Major: Human Biology
My entire life, I have been lucky enough to travel the world and see many different corners of the Earth, from the luxurious to the destitute. One of the things that has always stayed in my mind and heart is the disparity in health care and health education around the world. With medical school in my future and a hope of more traveling beforehand in the Peace Corps, one of my main goals right now and moving forward is to spread the knowledge and awareness about global health equity that GlobeMed aims to. To me, GlobeMed is about partnership, empowerment, true connections, and a movement to bring about change, and I couldn’t feel more fortunate to be a part of it.
GlobeMed offers so many incredible opportunities to help improve global health around the world. I never imagined how much of a difference I could make as an individual and as a group to promote social justice. This past summer I went with our GROW team to Cambodia to work and learn about our partner, BFT. I came back home with a new family. I came back home with the best experience of my life. I came back realizing that even the smallest efforts made through GlobeMed not only decrease poverty and poor health, but are wholeheartedly and genuinely appreciated by those that we extend a lending hand to. We can make a difference, and we do.
Directors of Community Building
Major: Anthropology & Biology
Biography: Most ill people have poor access to health care, and their cycles of distress and discomfort will continue if the behavioral and social causes for their health issues are not identified, and a socially viable solution is not implemented. From working with GlobeMed, I have learned invaluable lessons about the reasons for health inequalities and the importance of working with a community to improve their standards of health and education. I would like to pursue a career in public health, because I believe that the health status of many ill people has less to do with what a doctor can do for them, and more with what they do with their lives.
I am an anthropology major with an interest in public health and global sustainability. I joined GlobeMed as a first year and was lucky enough to be a part of the GROW internship with our partner organization this past summer. One of the main reasons that I was originally drawn to the club was due to its focus on improving public health through sustainable partnerships. This, I believe, is one of the best ways that we can help to achieve better health and sanitation conditions internationally
Grow Trip Coordinator
Major: Human Biology
Health, education, social justice—these are a few things that we take for granted every day. Everyone should have access to these, but everyone doesn’t. I joined GlobeMed because I grew up seeing the disparities between these three integral things around the world, and I believe that impoverished and underdeveloped areas should not have to sacrifice any of these due to lack of access. I understand the importance of educating underprivileged communities and helping them become self-sustainable, which in turn can positively affect health equity and social equality, and I believe that being part of a national network like GlobeMed will help drive these goals.
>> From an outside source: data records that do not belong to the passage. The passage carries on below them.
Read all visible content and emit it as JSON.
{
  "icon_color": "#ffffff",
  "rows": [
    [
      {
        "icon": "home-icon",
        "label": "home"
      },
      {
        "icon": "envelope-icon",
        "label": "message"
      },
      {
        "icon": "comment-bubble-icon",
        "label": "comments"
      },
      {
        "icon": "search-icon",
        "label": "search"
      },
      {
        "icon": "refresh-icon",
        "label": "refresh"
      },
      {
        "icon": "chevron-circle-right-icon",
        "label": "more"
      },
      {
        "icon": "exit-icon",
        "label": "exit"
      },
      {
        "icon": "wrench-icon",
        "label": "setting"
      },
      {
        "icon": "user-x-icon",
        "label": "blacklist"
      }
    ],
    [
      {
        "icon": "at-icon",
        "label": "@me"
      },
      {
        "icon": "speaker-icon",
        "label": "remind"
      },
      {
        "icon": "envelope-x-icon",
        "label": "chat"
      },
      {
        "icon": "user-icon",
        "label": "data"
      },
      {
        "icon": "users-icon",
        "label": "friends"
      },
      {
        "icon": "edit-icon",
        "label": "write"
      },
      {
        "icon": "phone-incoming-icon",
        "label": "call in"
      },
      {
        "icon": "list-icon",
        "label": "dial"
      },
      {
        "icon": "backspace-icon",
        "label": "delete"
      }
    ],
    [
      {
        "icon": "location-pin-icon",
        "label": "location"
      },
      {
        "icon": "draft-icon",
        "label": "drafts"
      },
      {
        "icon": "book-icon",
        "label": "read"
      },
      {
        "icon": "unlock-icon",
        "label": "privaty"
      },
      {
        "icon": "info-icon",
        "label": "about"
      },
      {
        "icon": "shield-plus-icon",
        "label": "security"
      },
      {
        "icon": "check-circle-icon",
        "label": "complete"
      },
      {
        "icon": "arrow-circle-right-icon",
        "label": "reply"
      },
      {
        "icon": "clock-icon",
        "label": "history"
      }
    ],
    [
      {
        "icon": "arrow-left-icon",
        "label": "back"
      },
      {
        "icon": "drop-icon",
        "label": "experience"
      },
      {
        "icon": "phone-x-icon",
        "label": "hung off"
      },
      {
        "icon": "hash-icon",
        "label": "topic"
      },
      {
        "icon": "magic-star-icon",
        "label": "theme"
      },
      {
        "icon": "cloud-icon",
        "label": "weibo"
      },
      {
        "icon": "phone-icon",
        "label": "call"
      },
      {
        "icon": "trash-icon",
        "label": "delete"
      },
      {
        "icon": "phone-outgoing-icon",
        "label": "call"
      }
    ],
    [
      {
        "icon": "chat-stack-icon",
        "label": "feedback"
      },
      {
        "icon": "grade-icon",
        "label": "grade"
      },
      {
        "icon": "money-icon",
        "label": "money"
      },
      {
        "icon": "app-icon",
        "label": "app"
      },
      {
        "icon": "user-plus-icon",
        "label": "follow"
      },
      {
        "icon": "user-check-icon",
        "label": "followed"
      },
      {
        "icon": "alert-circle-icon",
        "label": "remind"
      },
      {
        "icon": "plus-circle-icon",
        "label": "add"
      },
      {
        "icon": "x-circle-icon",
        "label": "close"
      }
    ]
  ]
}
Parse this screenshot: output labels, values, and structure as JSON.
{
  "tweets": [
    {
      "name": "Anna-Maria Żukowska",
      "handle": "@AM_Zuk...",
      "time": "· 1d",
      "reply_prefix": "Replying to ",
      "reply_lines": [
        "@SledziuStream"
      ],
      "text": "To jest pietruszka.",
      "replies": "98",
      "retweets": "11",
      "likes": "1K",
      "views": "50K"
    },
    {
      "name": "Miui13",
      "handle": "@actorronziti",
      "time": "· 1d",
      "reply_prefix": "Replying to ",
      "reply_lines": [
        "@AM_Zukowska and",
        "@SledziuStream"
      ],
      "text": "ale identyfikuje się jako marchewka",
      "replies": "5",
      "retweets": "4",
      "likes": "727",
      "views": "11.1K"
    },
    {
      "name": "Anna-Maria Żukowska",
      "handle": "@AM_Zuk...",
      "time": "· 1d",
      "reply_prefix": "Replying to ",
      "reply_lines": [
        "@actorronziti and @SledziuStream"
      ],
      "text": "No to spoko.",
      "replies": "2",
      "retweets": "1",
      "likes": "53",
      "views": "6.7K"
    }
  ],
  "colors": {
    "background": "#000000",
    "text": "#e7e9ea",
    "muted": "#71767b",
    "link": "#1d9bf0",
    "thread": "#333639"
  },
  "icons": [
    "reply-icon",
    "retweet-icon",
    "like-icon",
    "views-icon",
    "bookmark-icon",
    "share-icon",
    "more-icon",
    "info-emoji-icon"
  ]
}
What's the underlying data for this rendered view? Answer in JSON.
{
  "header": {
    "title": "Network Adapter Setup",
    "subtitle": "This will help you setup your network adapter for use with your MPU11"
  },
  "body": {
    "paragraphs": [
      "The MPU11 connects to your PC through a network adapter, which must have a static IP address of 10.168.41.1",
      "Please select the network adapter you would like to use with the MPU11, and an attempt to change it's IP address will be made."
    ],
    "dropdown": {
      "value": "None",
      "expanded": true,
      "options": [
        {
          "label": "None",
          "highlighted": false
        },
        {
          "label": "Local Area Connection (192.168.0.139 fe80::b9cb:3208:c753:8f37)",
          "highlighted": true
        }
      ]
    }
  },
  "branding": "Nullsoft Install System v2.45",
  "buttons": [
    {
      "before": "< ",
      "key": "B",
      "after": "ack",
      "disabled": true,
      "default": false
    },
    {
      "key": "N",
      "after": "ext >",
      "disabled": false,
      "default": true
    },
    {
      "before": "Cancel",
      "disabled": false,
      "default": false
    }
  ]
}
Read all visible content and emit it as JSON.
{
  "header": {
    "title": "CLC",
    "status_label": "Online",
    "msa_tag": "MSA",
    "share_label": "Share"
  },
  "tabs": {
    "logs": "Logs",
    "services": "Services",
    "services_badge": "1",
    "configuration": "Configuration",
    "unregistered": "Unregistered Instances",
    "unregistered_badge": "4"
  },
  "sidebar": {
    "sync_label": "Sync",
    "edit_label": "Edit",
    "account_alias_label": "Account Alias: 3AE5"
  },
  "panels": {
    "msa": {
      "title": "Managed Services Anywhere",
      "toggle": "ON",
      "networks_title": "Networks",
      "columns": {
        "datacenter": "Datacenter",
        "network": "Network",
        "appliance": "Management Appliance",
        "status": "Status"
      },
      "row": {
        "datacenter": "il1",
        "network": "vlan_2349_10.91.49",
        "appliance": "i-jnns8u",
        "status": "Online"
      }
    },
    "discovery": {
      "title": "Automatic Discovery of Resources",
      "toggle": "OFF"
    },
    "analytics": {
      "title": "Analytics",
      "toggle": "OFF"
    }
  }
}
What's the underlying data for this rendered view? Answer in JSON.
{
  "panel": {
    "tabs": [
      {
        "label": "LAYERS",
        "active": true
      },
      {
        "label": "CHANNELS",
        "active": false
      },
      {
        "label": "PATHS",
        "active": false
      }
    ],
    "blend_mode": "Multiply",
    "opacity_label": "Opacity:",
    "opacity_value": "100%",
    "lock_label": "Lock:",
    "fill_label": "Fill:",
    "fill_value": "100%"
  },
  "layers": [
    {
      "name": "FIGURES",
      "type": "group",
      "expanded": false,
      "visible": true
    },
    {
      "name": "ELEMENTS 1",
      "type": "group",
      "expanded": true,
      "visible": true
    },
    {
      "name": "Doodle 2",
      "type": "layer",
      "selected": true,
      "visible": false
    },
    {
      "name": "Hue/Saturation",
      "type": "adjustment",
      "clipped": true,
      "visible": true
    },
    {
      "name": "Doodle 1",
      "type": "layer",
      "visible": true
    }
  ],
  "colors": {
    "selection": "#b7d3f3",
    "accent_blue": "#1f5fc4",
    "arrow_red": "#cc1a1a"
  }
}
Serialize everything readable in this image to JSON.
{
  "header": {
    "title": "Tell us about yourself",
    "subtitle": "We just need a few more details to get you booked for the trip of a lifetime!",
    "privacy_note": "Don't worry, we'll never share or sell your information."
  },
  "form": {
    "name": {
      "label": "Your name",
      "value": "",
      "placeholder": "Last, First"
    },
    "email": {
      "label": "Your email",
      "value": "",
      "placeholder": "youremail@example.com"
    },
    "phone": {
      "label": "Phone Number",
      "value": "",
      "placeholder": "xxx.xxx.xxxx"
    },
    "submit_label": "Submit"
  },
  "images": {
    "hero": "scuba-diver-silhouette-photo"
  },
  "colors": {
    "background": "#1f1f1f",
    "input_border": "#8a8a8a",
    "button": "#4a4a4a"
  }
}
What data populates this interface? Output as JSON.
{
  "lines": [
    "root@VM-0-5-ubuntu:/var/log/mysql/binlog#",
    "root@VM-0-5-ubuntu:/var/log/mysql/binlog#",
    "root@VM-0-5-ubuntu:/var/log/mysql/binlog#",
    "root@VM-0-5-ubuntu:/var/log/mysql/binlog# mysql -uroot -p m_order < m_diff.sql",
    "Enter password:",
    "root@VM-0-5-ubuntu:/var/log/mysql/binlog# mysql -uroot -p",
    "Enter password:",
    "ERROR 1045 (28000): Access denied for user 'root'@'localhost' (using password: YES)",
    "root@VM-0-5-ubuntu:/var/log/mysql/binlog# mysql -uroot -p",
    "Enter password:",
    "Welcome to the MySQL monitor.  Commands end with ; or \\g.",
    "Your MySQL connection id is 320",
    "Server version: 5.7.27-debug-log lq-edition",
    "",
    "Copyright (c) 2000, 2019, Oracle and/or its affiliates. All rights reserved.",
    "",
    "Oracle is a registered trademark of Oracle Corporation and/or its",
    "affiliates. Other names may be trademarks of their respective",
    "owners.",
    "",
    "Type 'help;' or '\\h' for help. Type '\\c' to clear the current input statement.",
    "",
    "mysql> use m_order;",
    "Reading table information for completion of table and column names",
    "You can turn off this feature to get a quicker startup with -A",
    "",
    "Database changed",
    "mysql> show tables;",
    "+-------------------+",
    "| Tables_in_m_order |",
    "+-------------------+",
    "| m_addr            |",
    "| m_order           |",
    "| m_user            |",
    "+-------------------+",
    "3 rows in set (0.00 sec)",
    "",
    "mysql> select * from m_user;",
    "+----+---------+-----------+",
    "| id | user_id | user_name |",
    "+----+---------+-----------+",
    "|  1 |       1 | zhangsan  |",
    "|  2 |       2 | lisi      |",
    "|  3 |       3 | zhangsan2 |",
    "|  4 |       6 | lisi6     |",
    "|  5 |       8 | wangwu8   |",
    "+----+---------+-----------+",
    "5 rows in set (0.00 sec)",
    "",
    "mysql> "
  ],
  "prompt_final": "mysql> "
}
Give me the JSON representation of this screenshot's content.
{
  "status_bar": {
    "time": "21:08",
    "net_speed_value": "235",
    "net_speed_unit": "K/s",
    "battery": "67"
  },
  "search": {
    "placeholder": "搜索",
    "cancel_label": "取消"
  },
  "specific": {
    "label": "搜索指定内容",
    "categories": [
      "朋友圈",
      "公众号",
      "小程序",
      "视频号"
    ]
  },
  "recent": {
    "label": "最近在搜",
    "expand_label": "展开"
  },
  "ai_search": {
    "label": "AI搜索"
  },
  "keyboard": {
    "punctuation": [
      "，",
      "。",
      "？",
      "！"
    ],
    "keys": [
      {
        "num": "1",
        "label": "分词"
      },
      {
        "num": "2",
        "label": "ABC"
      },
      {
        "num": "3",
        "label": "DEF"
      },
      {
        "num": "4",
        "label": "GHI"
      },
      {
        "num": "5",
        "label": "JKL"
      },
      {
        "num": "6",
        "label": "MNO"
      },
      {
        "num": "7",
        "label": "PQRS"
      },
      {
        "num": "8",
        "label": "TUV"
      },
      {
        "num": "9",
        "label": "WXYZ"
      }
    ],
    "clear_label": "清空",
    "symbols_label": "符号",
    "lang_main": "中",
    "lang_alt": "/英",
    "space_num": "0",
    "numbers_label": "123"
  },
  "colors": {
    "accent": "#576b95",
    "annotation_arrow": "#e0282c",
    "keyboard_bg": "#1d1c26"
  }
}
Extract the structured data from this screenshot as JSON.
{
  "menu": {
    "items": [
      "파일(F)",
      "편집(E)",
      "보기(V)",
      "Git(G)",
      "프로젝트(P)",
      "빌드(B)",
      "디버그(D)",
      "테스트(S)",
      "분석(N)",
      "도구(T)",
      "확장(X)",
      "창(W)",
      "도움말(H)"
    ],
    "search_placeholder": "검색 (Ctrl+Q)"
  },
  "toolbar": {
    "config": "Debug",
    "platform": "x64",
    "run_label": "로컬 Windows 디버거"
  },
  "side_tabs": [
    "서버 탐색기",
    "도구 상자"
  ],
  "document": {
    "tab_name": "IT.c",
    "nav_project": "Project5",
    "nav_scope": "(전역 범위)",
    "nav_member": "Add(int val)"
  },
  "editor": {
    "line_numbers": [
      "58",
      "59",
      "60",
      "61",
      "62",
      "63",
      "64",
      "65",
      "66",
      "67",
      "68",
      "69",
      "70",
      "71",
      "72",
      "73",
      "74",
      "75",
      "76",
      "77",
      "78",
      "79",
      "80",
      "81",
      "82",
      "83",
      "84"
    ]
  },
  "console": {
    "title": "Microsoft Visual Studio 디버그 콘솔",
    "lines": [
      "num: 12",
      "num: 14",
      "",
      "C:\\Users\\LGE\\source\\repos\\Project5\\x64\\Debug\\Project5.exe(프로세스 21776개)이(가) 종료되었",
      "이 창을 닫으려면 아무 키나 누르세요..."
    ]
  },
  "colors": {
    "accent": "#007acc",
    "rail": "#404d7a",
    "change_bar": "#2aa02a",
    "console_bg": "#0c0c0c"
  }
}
Bio: I was instantly drew to GlobeMed from the moment I read about their mission. I am a Human Biology major concentrating in Public Health and have a passion for public health initiatives throughout the world. After spending nearly three weeks in Honduras I discovered how important foreign public health initiatives are and how important it is to help communities become self-sustainable and learn the importance of health. GlobeMed is a great organization that seems to be attacking the problem of poverty and health in foreign nations the right way, through partnering with grassroots organizations. I identify with GlobeMed’s mission wholeheartedly and can’t wait to work with other organizations to improve global health.